San Mateo turns down rent control plan

Rent control will not be coming to the city of San Mateo anytime soon; this after the city council rejected a plan Monday night that advocates said would curb the housing affordability crisis.

Hundreds of people attended the meeting; tenants, landlords and their respective supporters.

The proposed "urgency ordinance" would have imposed up to a 90 day moratorium on rent increases and evictions.

City staff told KTVU that they asked for a new ordinance to be brought before the council next Monday that would offer relocation assistance, but still no rent control.

"Things have gotten outrageous in San Mateo. There's been egregious rent increases," says Barbara O'Neil, a tenant.

The 58-year-old tells KTVU she's a middle school teacher.

She says her rent increased from $1,750 a month to $2,850 for a two-bedroom apartment she's lived in for 11 years

That's an increase of $1,100.

"Left me sleepless nights and worrying,” says O'Neil.

At the meeting, she and other tenants came to ask the city for help.

"My husband and I are trying to get another place to live, a low income place,” says one woman who spoke at the podium to city council members.

Months ago, the city had formed an affordable housing task force to come up with recommendations including how to increase supply and preserve existing affordable housing

"We don't want to see record evictions. We don't want to see when people get displaced...they have to move completely out of the area," San Mateo Mayor Joe Goethals.

"Once you open the door to rent control, the landlord is screwed. Stop it. Don't even go there because you've taken my rights away," said one landlord who spoke at the podium.

The City Council chambers were filled with many people wearing green tags, which indicates they are landlords or their supporters.

They said rent control was not the answer.

"Let's make it mandatory for landlords to lease. At least tenants will have some predictability. For a period, they'll know their rent will stay the same," said Steve Blanton, San Mateo County Association of Realtors

For Barbara O'Neil, whether she can afford to stay in San Mateo and what she'll have to live on during retirement, now hang in the balance.

“Having to stop contributing to my pension. I won't be able to retire at 62 and when I retire, I won't be able to live here," says O'Neil.

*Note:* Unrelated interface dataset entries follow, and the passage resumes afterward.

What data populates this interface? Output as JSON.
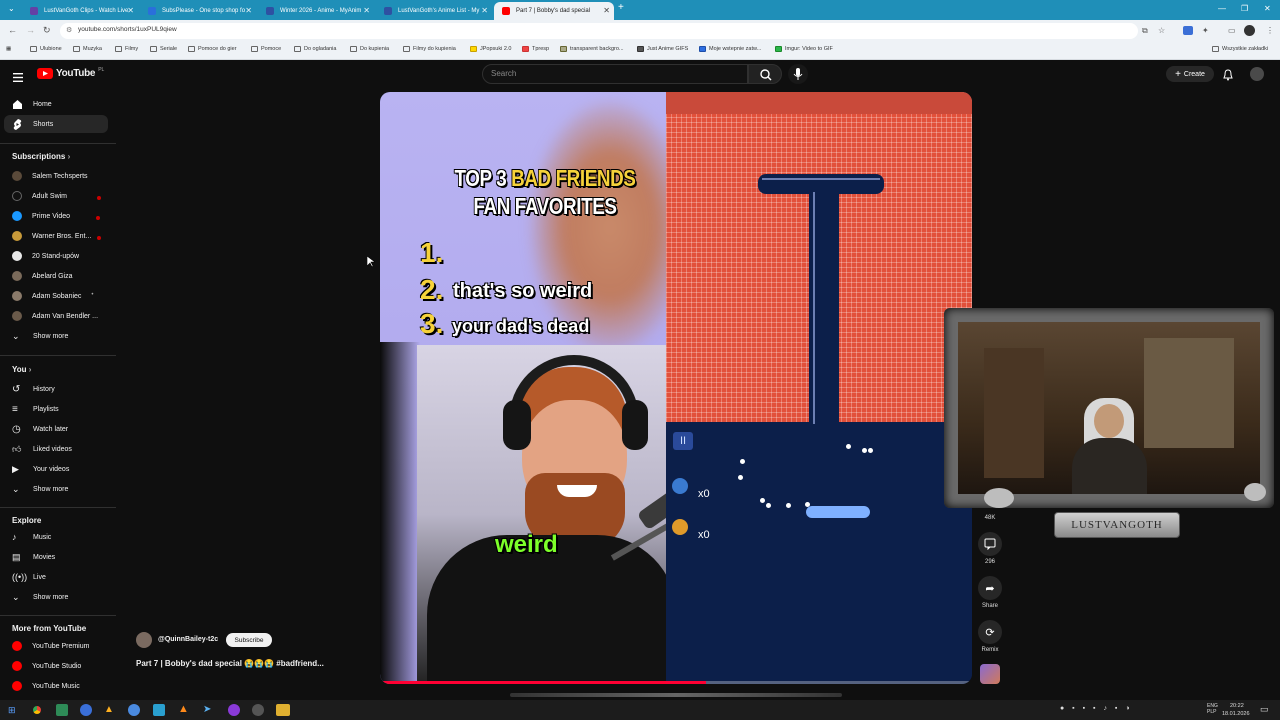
{
  "browser": {
    "tabs": [
      {
        "title": "LustVanGoth Clips - Watch Live",
        "color": "#6441a5"
      },
      {
        "title": "SubsPlease - One stop shop fo",
        "color": "#2a6fdb"
      },
      {
        "title": "Winter 2026 - Anime - MyAnim",
        "color": "#2e51a2"
      },
      {
        "title": "LustVanGoth's Anime List - My",
        "color": "#2e51a2"
      },
      {
        "title": "Part 7 | Bobby's dad special",
        "color": "#ff0000"
      }
    ],
    "url": "youtube.com/shorts/1uxPUL9qiew",
    "bookmarks": [
      "Ulubione",
      "Muzyka",
      "Filmy",
      "Seriale",
      "Pomoce do gier",
      "Pomoce",
      "Do ogladania",
      "Do kupienia",
      "Filmy do kupienia",
      "JPopsuki 2.0",
      "Tpresp",
      "transparent backgro...",
      "Just Anime GIFS",
      "Moje wstepnie zatw...",
      "Imgur: Video to GIF"
    ],
    "bookmarks_right": "Wszystkie zakładki"
  },
  "yt": {
    "logo": "YouTube",
    "region": "PL",
    "search_placeholder": "Search",
    "create_label": "Create",
    "nav": [
      {
        "label": "Home",
        "icon": "home-icon"
      },
      {
        "label": "Shorts",
        "icon": "shorts-icon"
      }
    ],
    "subscriptions_title": "Subscriptions",
    "subscriptions": [
      {
        "label": "Salem Techsperts",
        "color": "#5a4a3a"
      },
      {
        "label": "Adult Swim",
        "color": "#111"
      },
      {
        "label": "Prime Video",
        "color": "#1a98ff"
      },
      {
        "label": "Warner Bros. Ent...",
        "color": "#c89a3a"
      },
      {
        "label": "20 Stand-upów",
        "color": "#e9e9e9"
      },
      {
        "label": "Abelard Giza",
        "color": "#7a6a5a"
      },
      {
        "label": "Adam Sobaniec",
        "color": "#8a7a6a"
      },
      {
        "label": "Adam Van Bendler ...",
        "color": "#6a5a4a"
      }
    ],
    "show_more": "Show more",
    "you_title": "You",
    "you_items": [
      {
        "label": "History",
        "icon": "history-icon"
      },
      {
        "label": "Playlists",
        "icon": "playlists-icon"
      },
      {
        "label": "Watch later",
        "icon": "watch-later-icon"
      },
      {
        "label": "Liked videos",
        "icon": "like-icon"
      },
      {
        "label": "Your videos",
        "icon": "your-videos-icon"
      }
    ],
    "explore_title": "Explore",
    "explore_items": [
      {
        "label": "Music",
        "icon": "music-icon"
      },
      {
        "label": "Movies",
        "icon": "movies-icon"
      },
      {
        "label": "Live",
        "icon": "live-icon"
      }
    ],
    "more_title": "More from YouTube",
    "more_items": [
      {
        "label": "YouTube Premium"
      },
      {
        "label": "YouTube Studio"
      },
      {
        "label": "YouTube Music"
      }
    ]
  },
  "short": {
    "channel": "@QuinnBailey-t2c",
    "subscribe": "Subscribe",
    "title": "Part 7 | Bobby's dad special 😭😭😭 #badfriend...",
    "overlay_title_1_a": "TOP 3 ",
    "overlay_title_1_b": "BAD FRIENDS",
    "overlay_title_2": "FAN FAVORITES",
    "list": [
      {
        "num": "1.",
        "text": ""
      },
      {
        "num": "2.",
        "text": "that's so weird"
      },
      {
        "num": "3.",
        "text": "your dad's dead"
      }
    ],
    "caption": "weird",
    "game_score_1": "x0",
    "game_score_2": "x0",
    "likes": "48K",
    "comments": "296",
    "share": "Share",
    "remix": "Remix",
    "progress": 0.55
  },
  "stream": {
    "overlay_name": "LUSTVANGOTH"
  },
  "taskbar": {
    "lang": "ENG\nPLP",
    "time": "20:22",
    "date": "18.01.2026"
  }
}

The mayor says it's a balancing act  that whatever the city council does must take into consideration of keeping San Mateo residents in their home... while respecting the rights of landlords at the same time.